Most of the convictions are for traffic offences such as speeding and drink-driving, but the records also include an officer in South Yorkshire was convicted of fishing without a licence. Home Office guidelines issued in 2003 say police officers should have “proven integrity” because they are vulnerable to pressure from criminals to reveal information. The guidance says forces should reject potential recruits with convictions for serious offences – including causing bodily harm, burglary, dangerous driving and supplying drugs – unless there are “exceptionally compelling circumstances”.

Ethnic differences in sentencing – are you surprised ?

Institutional racism in sentencing of offenders ?

A recent study by the Guardian newspaper (not the first such analysis over the years) shows that there are definite sentencing disparities based on ethnicity and when it comes to certain offences.

The Guardian conducted it’s own analysis based on an extensive trawl through data released by the Ministry of justice. The most interesting aspects of this analysis are as follows :-

  • black offenders compared to white offenders for driving offences are over 40% more likely than to go to prison
  • in relation to possessing a weapon the figure is just under 40% more for black people
  • for drug related offences the figure is just under 30%.

These are clearly large discrepancies and certainly do nothing to dispel the ongoing belief, with apparent justification, that the law is not applied fairly, which many would say was a significant contributing factor to the recent London riots.

The analysis does also show that this is not only a black and white issue, since there are also quite large differences between sentencing for white and Asian offenders, as follows :-

  • Asian offenders are over 40% more likely to go to prison for drugs offences
  • Nearly 20% more Asians go to prison for the offence of shoplifting.

The Judicial Office when asked about the above figures simply said that there are a whole range of factors which could account for the differences. One such factor, pleading guilty early is potentially significant, but otherwise, is this explanation satisfactory especially given that a similar study in 1992 found similar overall discrepancies ?

Prison numbers still increasing

Prison numbers still on the increase

The Daily telegraph has reported in the last 24 hours that prison numbers have reached a record of over 88,000. This leaves only just over 1,200 free places in prisons.

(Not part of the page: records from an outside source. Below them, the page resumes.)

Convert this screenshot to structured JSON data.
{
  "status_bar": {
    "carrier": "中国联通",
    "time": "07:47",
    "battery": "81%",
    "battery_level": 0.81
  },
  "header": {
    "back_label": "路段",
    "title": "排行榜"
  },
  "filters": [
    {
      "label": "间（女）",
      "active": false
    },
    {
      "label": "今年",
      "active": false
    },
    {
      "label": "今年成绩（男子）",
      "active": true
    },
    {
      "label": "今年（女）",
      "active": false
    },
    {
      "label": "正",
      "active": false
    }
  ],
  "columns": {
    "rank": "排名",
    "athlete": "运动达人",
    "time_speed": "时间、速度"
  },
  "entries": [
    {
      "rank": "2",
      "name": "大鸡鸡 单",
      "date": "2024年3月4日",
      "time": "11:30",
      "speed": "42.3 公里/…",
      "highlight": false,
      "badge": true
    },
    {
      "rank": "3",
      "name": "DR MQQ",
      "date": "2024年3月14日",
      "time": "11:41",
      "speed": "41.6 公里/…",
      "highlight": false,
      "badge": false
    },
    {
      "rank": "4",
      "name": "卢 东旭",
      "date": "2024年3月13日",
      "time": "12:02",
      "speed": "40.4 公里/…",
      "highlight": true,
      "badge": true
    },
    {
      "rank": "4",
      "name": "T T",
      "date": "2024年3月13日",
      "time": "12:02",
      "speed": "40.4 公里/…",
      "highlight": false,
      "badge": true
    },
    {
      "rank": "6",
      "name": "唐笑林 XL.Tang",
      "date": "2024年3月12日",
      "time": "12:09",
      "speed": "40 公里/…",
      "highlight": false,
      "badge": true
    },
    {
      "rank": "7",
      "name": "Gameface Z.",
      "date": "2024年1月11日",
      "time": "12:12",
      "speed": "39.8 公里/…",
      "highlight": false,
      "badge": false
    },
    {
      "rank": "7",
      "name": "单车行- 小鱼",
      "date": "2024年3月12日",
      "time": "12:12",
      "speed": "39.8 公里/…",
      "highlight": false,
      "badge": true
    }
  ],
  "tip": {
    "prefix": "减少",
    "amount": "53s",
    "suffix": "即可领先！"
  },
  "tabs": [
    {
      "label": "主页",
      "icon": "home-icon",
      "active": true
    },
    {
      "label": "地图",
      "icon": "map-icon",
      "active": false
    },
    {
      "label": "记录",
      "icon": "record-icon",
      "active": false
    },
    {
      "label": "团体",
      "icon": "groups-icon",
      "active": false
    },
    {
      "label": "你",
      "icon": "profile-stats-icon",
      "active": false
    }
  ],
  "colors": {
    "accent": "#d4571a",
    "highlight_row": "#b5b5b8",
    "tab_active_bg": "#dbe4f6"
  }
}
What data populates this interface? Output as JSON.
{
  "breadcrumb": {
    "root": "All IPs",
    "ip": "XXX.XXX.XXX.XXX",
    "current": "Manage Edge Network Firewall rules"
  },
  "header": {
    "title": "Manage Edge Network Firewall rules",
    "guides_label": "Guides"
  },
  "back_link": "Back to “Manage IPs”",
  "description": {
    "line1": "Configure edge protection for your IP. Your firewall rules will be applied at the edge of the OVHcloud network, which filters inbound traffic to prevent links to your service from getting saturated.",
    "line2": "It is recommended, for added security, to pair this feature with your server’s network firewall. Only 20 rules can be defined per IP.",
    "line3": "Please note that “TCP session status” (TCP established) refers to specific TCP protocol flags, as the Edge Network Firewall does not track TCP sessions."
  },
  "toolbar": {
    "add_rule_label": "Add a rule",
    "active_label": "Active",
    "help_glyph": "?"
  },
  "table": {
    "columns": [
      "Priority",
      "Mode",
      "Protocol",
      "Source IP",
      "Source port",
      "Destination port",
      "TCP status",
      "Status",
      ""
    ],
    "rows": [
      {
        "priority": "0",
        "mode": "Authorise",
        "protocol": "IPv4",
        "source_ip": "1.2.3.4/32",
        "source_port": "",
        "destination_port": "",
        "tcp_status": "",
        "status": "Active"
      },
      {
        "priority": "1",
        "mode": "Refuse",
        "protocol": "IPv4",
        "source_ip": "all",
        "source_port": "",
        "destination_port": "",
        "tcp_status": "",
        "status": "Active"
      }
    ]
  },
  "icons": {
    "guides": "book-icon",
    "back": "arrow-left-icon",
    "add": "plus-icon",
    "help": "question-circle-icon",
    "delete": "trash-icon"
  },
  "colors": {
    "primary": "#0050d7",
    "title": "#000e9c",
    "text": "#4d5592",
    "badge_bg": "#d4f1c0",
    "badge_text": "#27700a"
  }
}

There is  plan to build several new prisons over the next few years, but can we afford to go on like this as a country. Each prisoner costs the country tens of thousands per year to keep in jail.

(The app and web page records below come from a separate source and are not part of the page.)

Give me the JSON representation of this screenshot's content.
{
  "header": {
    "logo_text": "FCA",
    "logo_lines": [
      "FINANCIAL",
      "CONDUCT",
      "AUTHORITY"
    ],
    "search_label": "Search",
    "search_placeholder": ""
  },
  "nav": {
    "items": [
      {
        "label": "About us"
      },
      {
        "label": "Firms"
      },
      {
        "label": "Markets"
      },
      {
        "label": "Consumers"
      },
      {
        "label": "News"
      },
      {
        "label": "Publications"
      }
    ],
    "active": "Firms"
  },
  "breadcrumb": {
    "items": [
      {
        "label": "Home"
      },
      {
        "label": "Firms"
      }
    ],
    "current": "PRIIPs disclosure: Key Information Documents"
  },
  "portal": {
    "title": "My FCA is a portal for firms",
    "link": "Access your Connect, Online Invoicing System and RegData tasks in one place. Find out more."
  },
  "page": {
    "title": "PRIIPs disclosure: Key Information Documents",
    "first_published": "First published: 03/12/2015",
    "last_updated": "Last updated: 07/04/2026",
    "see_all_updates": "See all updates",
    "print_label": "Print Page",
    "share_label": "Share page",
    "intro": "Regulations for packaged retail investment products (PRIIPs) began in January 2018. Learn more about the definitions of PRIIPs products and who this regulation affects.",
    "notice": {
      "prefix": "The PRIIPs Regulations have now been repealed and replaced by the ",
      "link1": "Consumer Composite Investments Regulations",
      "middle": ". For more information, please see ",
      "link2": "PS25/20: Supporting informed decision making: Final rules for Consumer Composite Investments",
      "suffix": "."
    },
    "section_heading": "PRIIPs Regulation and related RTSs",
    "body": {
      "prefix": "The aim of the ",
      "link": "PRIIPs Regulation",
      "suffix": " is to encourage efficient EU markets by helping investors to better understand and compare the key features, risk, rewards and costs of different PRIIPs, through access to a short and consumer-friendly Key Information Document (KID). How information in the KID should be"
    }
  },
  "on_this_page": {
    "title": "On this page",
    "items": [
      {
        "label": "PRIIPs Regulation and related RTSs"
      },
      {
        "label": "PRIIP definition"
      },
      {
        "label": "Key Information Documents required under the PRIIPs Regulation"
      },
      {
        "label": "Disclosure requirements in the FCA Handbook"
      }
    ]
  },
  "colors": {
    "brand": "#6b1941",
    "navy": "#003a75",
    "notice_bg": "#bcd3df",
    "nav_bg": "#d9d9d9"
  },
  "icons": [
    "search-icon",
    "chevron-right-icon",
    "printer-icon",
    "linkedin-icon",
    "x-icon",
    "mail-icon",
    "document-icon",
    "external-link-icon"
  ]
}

Whilst the swelling prison numbers have been put down to the summer riots in London and whilst there is undoubtedly truth in this, is there a wider issue here ? Is society becoming less moral ? We believe there is certainly evidence for this, and particularly when it comes to financial crime, in a society where prospects for the young are deteriorating fast. Combined with a culture of rampant consumerism.

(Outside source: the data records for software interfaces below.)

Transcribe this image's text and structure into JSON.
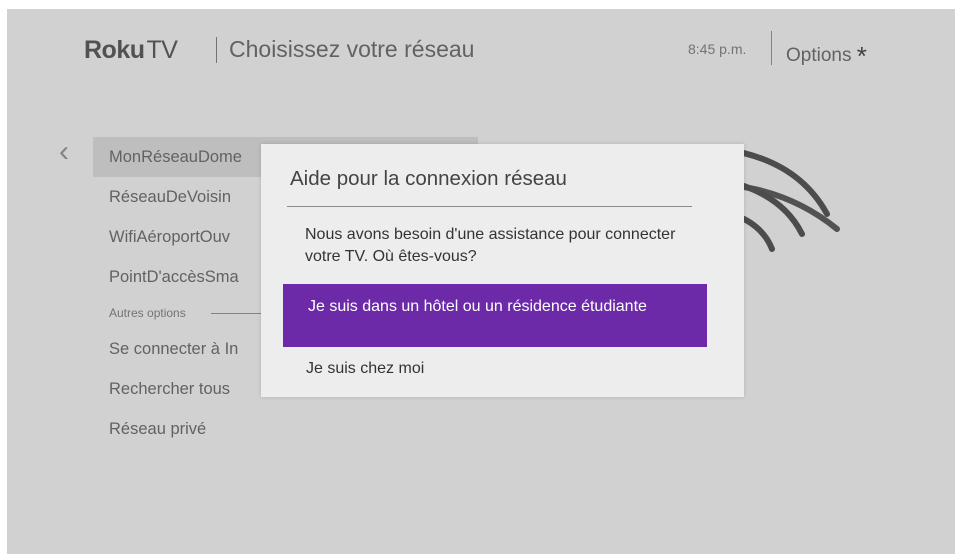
{
  "header": {
    "brand": "Roku",
    "brand_tv": "TV",
    "title": "Choisissez votre réseau",
    "time": "8:45 p.m.",
    "options_label": "Options",
    "options_icon": "*"
  },
  "back_icon": "‹",
  "network_list": [
    "MonRéseauDome",
    "RéseauDeVoisin",
    "WifiAéroportOuv",
    "PointD'accèsSma"
  ],
  "other_options_label": "Autres options",
  "other_options": [
    "Se connecter à In",
    "Rechercher tous",
    "Réseau privé"
  ],
  "dialog": {
    "title": "Aide pour la connexion réseau",
    "message": "Nous avons besoin d'une assistance pour connecter votre TV. Où êtes-vous?",
    "option_hotel": "Je suis dans un hôtel ou un résidence étudiante",
    "option_home": "Je suis chez moi"
  },
  "colors": {
    "accent": "#6c2aa8",
    "background": "#d8d8d8",
    "dialog_bg": "#ededed"
  }
}
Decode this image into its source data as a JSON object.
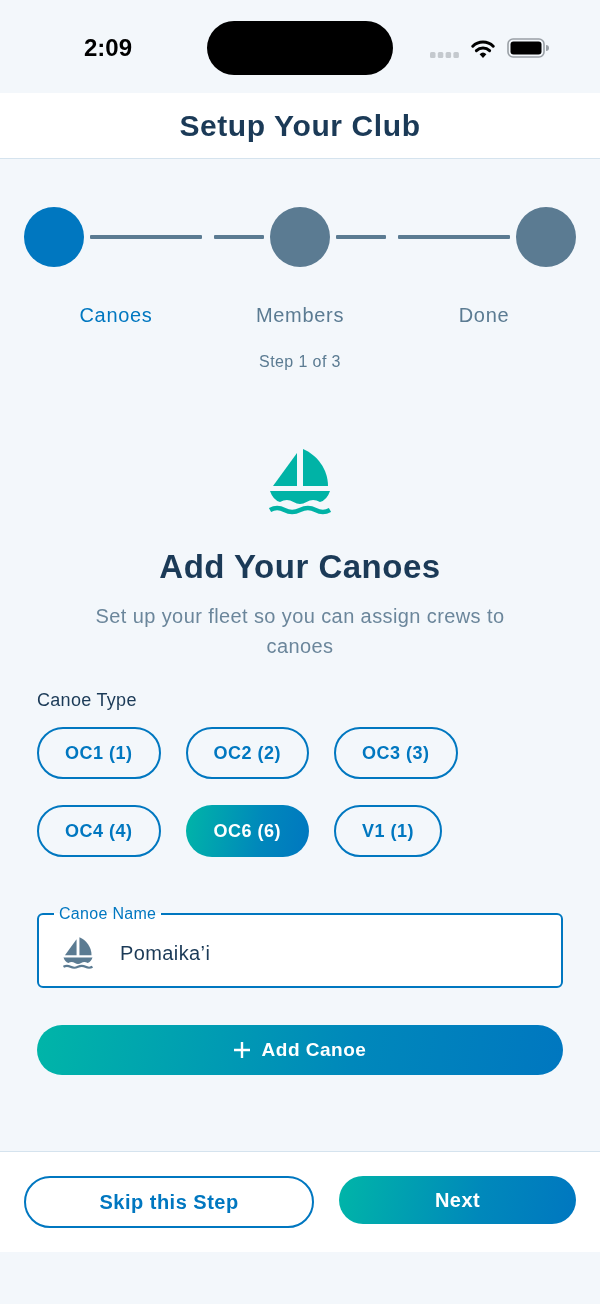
{
  "status_bar": {
    "time": "2:09"
  },
  "header": {
    "title": "Setup Your Club"
  },
  "stepper": {
    "steps": [
      {
        "label": "Canoes",
        "selected": true
      },
      {
        "label": "Members",
        "selected": false
      },
      {
        "label": "Done",
        "selected": false
      }
    ],
    "caption": "Step 1 of 3"
  },
  "intro": {
    "title": "Add Your Canoes",
    "subtitle": "Set up your fleet so you can assign crews to canoes"
  },
  "canoe_type": {
    "label": "Canoe Type",
    "options": [
      {
        "label": "OC1 (1)",
        "selected": false
      },
      {
        "label": "OC2 (2)",
        "selected": false
      },
      {
        "label": "OC3 (3)",
        "selected": false
      },
      {
        "label": "OC4 (4)",
        "selected": false
      },
      {
        "label": "OC6 (6)",
        "selected": true
      },
      {
        "label": "V1 (1)",
        "selected": false
      }
    ]
  },
  "canoe_name": {
    "label": "Canoe Name",
    "value": "Pomaika’i"
  },
  "add_button": {
    "label": "Add Canoe"
  },
  "footer": {
    "buttons": [
      {
        "label": "Skip this Step",
        "kind": "outline"
      },
      {
        "label": "Next",
        "kind": "primary"
      }
    ]
  }
}
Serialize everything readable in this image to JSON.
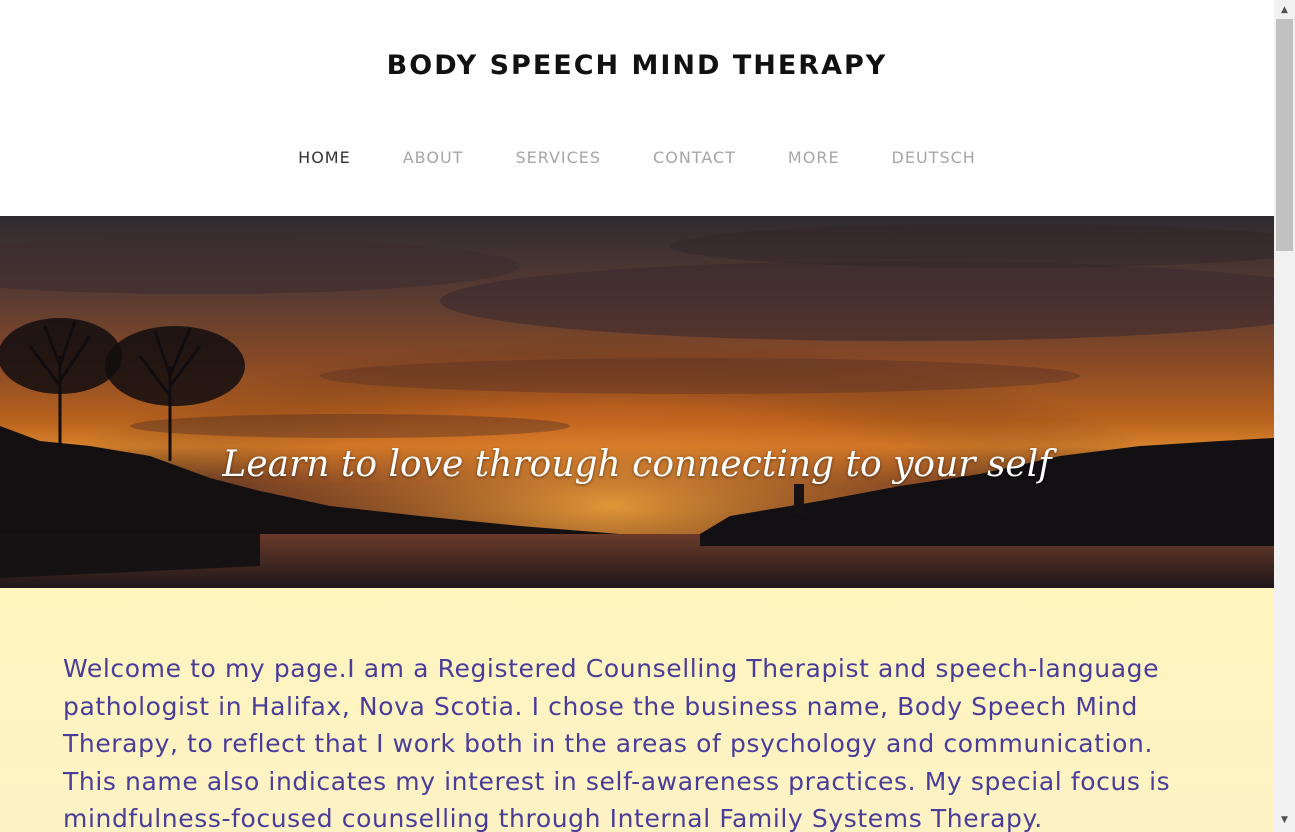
{
  "header": {
    "title": "BODY SPEECH MIND THERAPY"
  },
  "nav": {
    "items": [
      {
        "label": "HOME",
        "active": true
      },
      {
        "label": "ABOUT",
        "active": false
      },
      {
        "label": "SERVICES",
        "active": false
      },
      {
        "label": "CONTACT",
        "active": false
      },
      {
        "label": "MORE",
        "active": false
      },
      {
        "label": "DEUTSCH",
        "active": false
      }
    ]
  },
  "hero": {
    "tagline": "Learn to love through connecting to your self"
  },
  "intro": {
    "text": "Welcome to my page.I am a Registered Counselling Therapist and speech-language pathologist in Halifax, Nova Scotia. I chose the business name, Body Speech Mind Therapy, to reflect that I work both in the areas of psychology and communication. This name also indicates my interest in self-awareness practices. My special focus is mindfulness-focused counselling through  Internal Family Systems Therapy."
  },
  "colors": {
    "nav_active": "#333333",
    "nav_inactive": "#a6a6a6",
    "intro_background": "#fff5bf",
    "intro_text": "#4a3d9a"
  },
  "icons": {
    "scroll_up": "triangle-up-icon",
    "scroll_down": "triangle-down-icon"
  }
}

If you look at figures for things such as insurance fraud, mortgage fraud, theft, corruption and such like, it looks like there is a problem.

Never has “tough on crime, tough on the causes of crime” seemed a more difficult yet pressing issue.

Repeat offenders

Repeat Offenders

The issue of rehabilitation of offenders and hardcore repeat offending is o0ne of the most difficult of all relating to prison and criminal justice reform. Is the issue still that offenders continue to repeat because they are institutionalized and unable to get a foothold back in society or is that the penalties for serious repeat offenders are too lenient, giving them a reason to continue their past conduct ?

Here is some intere4sting research from the Daily telegraph :-

  • Over 4,000 offenders with more than 15 previous offences only received a caution or reprimand in the last year.
  • In the last 10 years nearly 40,000  repeat offenders were not imprisoned for repeat offences and last year alone, nearly 30,000 offenders who have for committed at least 3 offences were only cautioned or reprimanded on reoffending
  • For clarity, the repeat offences in question fall into the category where they could have been dealt with by a Crown Court, so they are not minor offences